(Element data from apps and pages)
::::

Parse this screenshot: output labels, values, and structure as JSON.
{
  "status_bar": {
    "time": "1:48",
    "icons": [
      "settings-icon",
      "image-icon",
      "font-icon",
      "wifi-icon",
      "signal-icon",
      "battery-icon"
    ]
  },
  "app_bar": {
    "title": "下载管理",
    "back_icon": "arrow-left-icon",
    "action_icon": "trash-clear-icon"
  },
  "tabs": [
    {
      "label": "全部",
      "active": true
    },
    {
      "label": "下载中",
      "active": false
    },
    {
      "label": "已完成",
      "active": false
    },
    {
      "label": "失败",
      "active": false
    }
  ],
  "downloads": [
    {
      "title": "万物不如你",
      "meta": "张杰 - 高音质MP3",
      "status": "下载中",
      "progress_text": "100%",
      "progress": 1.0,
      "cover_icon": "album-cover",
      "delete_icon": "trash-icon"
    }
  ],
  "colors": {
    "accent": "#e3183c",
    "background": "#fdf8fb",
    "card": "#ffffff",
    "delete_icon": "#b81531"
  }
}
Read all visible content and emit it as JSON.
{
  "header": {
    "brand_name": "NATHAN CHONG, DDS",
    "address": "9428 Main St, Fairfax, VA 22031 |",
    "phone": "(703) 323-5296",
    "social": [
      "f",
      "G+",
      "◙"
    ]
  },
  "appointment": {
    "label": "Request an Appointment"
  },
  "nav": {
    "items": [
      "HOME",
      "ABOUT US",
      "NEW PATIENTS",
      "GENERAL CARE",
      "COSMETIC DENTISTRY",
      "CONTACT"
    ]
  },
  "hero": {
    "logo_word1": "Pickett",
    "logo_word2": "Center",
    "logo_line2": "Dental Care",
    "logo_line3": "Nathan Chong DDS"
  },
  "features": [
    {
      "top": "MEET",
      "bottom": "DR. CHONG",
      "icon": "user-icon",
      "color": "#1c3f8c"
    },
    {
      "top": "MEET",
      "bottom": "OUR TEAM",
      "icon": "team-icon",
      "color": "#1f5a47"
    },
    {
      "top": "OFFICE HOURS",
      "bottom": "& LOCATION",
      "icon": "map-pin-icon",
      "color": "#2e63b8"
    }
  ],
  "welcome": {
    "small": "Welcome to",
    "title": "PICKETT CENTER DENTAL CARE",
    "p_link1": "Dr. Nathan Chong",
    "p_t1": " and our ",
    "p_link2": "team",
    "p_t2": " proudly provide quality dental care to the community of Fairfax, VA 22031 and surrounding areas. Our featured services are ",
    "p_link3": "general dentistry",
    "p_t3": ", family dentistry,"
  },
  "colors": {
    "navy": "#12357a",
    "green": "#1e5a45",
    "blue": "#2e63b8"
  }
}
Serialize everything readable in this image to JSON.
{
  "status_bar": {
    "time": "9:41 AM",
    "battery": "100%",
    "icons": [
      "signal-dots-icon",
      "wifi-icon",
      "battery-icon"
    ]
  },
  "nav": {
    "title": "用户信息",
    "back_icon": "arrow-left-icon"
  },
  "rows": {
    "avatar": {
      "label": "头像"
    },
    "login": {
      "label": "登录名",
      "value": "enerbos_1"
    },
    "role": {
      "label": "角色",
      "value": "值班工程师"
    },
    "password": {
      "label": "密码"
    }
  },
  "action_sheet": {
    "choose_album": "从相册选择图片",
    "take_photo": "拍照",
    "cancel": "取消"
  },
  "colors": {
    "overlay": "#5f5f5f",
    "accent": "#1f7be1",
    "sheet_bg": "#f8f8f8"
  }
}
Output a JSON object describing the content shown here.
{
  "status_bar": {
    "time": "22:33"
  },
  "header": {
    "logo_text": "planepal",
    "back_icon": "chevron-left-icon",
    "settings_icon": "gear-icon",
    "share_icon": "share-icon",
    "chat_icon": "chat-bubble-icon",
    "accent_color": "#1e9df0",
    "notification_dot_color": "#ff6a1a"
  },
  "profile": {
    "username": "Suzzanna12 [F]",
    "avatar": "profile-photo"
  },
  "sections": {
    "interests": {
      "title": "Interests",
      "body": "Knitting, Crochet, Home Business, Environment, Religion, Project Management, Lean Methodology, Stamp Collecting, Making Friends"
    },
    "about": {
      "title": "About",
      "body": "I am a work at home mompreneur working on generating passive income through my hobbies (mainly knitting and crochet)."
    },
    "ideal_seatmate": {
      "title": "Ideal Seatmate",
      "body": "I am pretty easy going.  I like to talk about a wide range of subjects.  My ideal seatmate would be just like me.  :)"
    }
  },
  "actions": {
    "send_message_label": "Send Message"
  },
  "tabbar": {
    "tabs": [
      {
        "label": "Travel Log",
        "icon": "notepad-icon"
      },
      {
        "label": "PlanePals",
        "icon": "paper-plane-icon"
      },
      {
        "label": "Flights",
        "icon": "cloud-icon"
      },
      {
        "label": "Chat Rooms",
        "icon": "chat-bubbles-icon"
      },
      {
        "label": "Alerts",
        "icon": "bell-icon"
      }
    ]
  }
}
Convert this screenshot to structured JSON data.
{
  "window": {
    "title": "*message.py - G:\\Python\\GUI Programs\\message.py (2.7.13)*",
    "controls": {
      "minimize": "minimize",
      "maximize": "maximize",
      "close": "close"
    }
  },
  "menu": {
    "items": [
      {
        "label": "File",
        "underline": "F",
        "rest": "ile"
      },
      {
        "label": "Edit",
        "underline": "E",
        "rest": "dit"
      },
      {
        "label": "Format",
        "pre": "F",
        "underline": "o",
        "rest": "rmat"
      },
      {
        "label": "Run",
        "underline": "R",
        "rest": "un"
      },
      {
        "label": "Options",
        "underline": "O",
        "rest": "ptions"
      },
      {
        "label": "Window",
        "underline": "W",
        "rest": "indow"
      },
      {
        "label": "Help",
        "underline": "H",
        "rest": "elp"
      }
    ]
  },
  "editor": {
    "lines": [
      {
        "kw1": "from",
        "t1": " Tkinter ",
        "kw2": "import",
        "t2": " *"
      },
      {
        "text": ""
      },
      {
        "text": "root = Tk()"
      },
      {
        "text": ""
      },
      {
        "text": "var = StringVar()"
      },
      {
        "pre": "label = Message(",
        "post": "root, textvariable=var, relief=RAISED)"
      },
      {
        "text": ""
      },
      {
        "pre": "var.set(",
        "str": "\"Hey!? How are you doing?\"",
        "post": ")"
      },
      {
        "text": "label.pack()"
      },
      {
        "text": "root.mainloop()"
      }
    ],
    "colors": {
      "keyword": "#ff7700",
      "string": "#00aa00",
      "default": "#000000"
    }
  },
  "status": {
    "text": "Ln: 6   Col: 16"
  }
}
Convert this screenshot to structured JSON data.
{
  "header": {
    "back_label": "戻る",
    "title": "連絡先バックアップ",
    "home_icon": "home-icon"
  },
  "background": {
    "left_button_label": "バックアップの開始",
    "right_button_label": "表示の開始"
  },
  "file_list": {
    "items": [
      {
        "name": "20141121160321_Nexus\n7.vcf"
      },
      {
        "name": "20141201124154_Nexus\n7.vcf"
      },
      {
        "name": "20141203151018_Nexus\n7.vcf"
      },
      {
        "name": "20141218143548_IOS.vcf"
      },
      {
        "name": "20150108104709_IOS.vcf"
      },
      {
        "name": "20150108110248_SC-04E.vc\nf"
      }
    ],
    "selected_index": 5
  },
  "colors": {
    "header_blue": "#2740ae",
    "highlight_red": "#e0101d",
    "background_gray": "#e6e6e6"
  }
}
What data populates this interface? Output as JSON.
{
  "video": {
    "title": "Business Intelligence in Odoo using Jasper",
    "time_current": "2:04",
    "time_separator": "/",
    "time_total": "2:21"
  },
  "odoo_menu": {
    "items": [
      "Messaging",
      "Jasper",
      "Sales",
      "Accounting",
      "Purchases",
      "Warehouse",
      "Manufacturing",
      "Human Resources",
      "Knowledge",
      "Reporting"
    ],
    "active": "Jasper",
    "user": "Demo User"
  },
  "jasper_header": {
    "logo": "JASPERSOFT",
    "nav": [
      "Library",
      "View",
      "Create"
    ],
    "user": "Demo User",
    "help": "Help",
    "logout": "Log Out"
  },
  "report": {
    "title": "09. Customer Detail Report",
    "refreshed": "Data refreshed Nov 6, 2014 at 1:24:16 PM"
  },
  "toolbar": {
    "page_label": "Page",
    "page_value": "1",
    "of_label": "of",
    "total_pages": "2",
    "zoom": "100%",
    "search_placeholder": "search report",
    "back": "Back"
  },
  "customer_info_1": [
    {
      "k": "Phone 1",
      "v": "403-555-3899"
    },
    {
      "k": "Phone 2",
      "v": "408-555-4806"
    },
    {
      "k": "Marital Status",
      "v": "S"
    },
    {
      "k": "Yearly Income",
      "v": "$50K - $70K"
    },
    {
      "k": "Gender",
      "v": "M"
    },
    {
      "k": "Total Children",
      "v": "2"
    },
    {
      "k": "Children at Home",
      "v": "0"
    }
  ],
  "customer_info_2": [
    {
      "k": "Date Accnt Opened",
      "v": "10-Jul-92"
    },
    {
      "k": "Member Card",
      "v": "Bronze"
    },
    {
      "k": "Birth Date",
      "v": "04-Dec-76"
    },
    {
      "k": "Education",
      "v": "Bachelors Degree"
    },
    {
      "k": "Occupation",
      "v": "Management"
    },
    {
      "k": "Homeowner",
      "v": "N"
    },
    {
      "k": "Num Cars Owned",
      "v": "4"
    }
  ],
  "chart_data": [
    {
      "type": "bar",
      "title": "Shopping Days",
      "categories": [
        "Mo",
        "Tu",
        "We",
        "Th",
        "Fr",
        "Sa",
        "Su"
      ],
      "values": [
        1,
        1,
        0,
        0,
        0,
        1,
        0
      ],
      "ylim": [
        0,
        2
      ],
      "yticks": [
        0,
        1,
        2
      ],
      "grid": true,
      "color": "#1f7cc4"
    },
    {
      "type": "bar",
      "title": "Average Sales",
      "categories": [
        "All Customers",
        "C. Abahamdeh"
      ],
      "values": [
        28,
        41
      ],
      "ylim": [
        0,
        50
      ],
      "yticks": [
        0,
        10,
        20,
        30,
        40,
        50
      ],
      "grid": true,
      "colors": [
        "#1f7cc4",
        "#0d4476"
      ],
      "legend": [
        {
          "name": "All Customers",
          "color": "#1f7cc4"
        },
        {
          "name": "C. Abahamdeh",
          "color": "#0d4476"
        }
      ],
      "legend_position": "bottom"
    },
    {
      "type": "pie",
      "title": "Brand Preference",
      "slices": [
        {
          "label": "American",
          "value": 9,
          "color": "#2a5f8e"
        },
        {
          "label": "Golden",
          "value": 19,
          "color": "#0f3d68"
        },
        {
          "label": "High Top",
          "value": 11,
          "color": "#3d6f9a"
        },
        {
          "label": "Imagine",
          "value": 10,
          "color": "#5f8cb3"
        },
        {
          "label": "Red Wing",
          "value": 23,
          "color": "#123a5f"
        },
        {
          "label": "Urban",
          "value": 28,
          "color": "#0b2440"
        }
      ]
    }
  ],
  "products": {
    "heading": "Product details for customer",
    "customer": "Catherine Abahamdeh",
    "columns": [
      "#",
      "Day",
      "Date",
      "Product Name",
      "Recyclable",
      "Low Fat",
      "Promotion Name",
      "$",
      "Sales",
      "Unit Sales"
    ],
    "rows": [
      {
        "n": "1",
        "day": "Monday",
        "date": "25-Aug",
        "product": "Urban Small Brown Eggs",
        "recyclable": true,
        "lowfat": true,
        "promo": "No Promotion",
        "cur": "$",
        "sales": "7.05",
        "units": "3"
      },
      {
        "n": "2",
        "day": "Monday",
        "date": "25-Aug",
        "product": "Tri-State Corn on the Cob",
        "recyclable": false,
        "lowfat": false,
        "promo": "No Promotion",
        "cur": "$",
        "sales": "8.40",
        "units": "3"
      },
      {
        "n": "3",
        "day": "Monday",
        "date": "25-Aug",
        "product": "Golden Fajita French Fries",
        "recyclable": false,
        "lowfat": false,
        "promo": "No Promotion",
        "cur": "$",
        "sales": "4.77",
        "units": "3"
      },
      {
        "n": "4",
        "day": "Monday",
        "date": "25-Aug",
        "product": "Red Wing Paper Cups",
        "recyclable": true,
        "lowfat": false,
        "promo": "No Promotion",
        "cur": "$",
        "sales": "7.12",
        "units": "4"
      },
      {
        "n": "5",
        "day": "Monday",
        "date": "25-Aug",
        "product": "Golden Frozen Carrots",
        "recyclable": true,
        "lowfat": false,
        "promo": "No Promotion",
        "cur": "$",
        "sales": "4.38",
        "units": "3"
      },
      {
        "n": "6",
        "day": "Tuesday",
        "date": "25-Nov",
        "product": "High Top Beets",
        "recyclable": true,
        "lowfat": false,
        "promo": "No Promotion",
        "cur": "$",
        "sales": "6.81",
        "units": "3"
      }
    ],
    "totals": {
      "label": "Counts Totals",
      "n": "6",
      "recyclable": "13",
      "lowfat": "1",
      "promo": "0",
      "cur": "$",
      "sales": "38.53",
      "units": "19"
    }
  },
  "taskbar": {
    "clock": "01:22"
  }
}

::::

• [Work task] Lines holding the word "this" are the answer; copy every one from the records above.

• [Task output]
Parse this screenshot: output labels, values, and structure as JSON.
Serialize everything readable in this image to JSON.
Convert this screenshot to structured JSON data.
Convert this screenshot to structured JSON data.
What data populates this interface? Output as JSON.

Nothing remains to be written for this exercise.